  15. ^ The Games Pilots Play Over the Mediterranean August 23, 1981 Archived August 28, 2017, at the Wayback Machine New York Times Retrieved August 14, 2017
  16. ^ ASN Aircraft Accident 27-May-1968 Tupolev Tu-16 Badger Archived 2017-08-14 at the Wayback Machine Aviation Safety Network Retrieved August 14, 2017
  17. ^ Simonov, Andrey; Bodrikhin, Nikolai (2017). Боевые лётчики — дважды и трижды Герои Советского Союза [Combat pilots - Twice and thrice Heroes of the Soviet Union]. Moscow: Russian Knights Foundation and Vadim Zadorozhny Museum of Technology. p. 46. ISBN 9785990960510. OCLC 1005741956.
  18. ^ Soviet Union Military Plane Crashes in Norway October 27, 1978 Archived May 6, 2018, at the Wayback Machine Retrieved August 15, 2017
  19. ^ Svalbard Arctic out post at strategic crossroads September 9, 1980 Archived August 15, 2017, at the Wayback Machine Christian Science Monitor Retrieved August 15, 2017
  20. ^ Umbreit, Andreas Bradt Svalbard: Spitzbergen with Frank Josef Land & Jan Mayen page 132 Retrieved August 15, 2017


  • Healey, John K. (January–February 2004). "Retired Warriors: 'Cold War' Bomber Legacy". Air Enthusiast.
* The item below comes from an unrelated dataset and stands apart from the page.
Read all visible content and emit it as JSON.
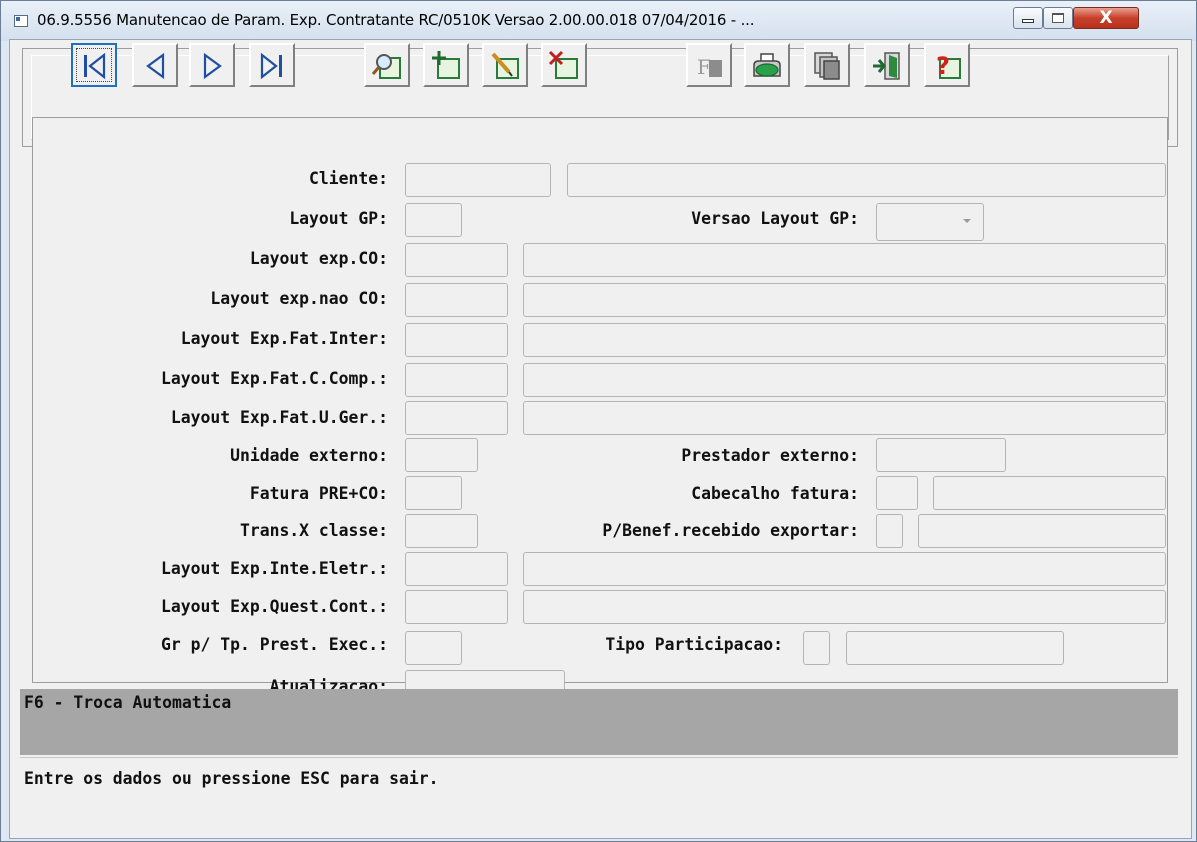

No. 109. pp. 75–79. ISSN 0143-5450.
  • "Pentagon Over the Islands: The Thirty-Year History of Indonesian Military Aviation". Air Enthusiast Quarterly (2): 154–162. n.d. ISSN 0143-5450.
  • Russian Strategic Nuclear Forces,edited by Pavel Podvig, The MIT Press, 2001.
  • Soviet Military Power: 1983, 1984, 1986, 1987, 1988
  • Ту-16. Ракетно-бомбовый ударный комплекс Советских ВВС, Voyna v Vozduhye series no 26

External links[edit]